I never knew bilingualism was a thing until I had a kid. Growing up in a Spanish-speaking country with visionary parents adamant about my sister and I speaking and writing in two languages always felt like the norm. And this was over 30 years ago. Now that bilingualism in the U.S. has become more ubiquitous with serious benefit-boasting scientific research to back it up, what things can we do as parents to optimize the experience?
Figure out the language strategy that works for you
For those parents who are thinking about raising their children in two languages, there are three main language policies to consider. One parent, one language is the one I’m using where one parent is consistently the one that speaks the language. Minority language at home means that the parents always speak the language whenever they’re with the kids. And there’s language time, a technique where the parent designates a particular amount of time for the language, setting expectations for the child, like 10 minutes a day and eventually working themselves up to days or even weeks at a time. This one seems to come in particularly handy when you’re teaching two, three, even four languages like this multilingual Mom. more »

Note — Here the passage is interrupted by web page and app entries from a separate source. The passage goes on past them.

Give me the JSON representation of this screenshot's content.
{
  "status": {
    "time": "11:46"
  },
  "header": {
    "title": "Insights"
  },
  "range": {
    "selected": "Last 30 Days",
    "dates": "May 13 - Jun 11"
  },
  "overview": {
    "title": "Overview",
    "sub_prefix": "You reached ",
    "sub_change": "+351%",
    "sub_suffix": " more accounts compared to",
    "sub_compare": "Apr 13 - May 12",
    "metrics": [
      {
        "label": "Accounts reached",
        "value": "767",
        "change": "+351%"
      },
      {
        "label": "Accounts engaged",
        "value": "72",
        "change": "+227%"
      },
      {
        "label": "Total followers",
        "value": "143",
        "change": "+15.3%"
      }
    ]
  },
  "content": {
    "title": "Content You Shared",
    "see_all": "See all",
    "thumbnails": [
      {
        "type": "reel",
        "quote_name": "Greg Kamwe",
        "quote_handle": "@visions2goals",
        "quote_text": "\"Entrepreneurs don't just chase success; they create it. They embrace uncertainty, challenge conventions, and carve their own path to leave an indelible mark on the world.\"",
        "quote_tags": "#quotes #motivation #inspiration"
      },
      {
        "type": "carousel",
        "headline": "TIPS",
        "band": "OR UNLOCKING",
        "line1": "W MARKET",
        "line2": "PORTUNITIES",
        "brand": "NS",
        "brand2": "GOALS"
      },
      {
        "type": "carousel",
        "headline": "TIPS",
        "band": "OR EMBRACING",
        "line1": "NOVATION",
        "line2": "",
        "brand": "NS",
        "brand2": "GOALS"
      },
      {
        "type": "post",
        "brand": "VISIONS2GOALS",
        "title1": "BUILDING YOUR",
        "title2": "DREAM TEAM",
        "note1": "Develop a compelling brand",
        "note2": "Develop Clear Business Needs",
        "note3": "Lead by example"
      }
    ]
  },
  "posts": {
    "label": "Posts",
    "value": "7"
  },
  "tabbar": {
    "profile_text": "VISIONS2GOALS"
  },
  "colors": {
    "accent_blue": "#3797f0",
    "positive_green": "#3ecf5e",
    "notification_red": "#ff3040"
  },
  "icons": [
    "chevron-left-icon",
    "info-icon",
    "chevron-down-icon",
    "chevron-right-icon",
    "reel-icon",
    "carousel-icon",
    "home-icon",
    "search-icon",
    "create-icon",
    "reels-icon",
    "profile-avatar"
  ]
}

We had traveled to the Dominican Republic’s Punta Cana last winter to break away from New York’s cold and gray and connect my daughter with the island of Mamá and Papá, where the air blows salty, the greens and blues amaze, and people treat you like they’ve known you their whole lives. For this trip, we were celebrating my husband’s birthday and getting our family and friends together all under one roof.
We stayed at a gorgeous villa in the Punta Cana Resort and Club where we greeted the day with generous cups of Café Santo Domingo, one of the island’s treasures and one of my favorite things on earth, on the poolside terrace and then fueled up with a royal breakfast spread of fresh fruit, eggs, toast, plantains, and batatas (sweet potatoes). Mornings went usually like this: We drove the golf cart to nearby Playa Serena which was an accurately named secluded spot with cool turquoise waters, sand as fine as flour, and a breezy beach front restaurant called The Grill perfect to grab a beer and snack after a dip in the ocean or some golf. more »